This was, however, not out of jealously – something Diana interpreted it as.
However, the Queen did once give a withering response to an onlooker when they spoke of Diana’s popularity.
Diana married Charles in what became one of the most-watched events around the world.
According to estimates, 750 million watched the event and such was Diana’s popularity that Tony Blair once described her as the People’s Princess shortly after her death.
Royal news: Diana had become an incredibly popular figure
Speaking of the Queen’s response to one courtier’s remark on Diana, royal author Penny Junor spoke of the event in her 2005 book, “The Firm”.
She writes: “Diana’s popularity was phenomenal but it was not the first time that the nation, or indeed the world, had fallen in love with a beautiful royal princess.
“When the mania over Diana was at its height, one of the Queen’s courtiers said, ‘Ma’am, you will never have seen anything like the publicity Charles and Diana are having’.
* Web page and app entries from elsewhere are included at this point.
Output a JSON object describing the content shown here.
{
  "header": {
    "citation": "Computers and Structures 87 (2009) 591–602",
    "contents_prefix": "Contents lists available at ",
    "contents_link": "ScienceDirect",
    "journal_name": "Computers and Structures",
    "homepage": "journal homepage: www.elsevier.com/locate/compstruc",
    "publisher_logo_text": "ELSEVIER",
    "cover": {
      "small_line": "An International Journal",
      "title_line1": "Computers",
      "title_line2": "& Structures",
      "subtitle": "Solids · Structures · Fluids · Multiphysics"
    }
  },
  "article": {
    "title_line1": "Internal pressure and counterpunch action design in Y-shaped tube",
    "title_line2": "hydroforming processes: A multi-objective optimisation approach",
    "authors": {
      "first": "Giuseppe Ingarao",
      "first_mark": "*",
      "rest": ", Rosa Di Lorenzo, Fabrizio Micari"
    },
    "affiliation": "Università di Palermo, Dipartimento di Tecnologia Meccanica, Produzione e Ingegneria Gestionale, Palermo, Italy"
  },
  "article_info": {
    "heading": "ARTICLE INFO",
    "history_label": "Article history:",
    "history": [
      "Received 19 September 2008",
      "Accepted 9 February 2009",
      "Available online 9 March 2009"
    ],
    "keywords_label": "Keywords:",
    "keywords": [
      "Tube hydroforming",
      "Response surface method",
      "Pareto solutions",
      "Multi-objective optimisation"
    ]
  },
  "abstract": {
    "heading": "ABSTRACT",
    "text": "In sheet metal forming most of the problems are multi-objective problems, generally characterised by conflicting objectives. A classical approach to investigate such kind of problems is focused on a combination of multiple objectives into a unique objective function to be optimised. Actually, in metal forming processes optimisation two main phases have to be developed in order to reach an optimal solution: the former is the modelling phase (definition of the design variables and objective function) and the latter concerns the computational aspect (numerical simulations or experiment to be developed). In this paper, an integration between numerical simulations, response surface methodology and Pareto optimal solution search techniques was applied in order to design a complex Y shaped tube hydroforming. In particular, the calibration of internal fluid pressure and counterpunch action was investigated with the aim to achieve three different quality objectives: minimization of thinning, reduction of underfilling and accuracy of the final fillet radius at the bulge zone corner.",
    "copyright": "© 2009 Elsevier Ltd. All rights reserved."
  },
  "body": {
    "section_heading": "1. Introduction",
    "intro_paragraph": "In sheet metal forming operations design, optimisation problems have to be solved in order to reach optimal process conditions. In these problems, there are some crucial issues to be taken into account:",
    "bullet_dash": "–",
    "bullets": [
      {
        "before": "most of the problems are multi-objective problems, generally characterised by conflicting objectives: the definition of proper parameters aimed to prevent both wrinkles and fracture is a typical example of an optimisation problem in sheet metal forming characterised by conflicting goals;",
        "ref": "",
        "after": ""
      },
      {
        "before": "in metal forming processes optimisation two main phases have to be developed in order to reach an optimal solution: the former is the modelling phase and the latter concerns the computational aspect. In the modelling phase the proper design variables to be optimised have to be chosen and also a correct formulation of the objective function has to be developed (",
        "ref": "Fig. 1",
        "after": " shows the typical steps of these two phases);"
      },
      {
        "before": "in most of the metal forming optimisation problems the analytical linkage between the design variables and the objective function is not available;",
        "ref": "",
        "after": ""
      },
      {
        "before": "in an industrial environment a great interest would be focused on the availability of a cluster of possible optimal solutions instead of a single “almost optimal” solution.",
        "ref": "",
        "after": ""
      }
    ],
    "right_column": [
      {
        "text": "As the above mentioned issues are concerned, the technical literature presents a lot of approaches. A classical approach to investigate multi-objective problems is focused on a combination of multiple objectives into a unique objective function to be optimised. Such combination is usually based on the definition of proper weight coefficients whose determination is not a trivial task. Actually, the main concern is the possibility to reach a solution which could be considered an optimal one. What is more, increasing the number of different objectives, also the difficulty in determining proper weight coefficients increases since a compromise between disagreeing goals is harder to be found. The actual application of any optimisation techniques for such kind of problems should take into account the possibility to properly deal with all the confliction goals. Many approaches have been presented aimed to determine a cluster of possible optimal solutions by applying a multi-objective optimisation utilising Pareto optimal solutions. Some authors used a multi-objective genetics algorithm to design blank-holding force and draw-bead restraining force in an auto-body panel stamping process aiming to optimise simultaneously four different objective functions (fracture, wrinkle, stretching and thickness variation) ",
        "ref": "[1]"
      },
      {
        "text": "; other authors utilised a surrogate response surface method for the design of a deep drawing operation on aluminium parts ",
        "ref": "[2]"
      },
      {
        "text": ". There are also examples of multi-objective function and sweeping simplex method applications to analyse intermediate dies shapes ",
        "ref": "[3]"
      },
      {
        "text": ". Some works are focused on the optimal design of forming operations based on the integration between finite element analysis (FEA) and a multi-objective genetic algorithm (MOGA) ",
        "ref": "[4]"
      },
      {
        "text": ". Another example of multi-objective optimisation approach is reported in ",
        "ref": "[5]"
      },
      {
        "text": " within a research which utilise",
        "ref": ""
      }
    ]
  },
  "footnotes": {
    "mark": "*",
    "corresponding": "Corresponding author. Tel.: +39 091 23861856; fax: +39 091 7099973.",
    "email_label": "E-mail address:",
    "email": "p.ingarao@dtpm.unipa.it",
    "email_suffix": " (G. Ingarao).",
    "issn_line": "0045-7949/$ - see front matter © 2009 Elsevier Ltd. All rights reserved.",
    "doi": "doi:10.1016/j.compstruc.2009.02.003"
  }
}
“‘You were not around,’ she said witheringly, ‘when Margaret and I were having our future husbands talent-spotted for us’.”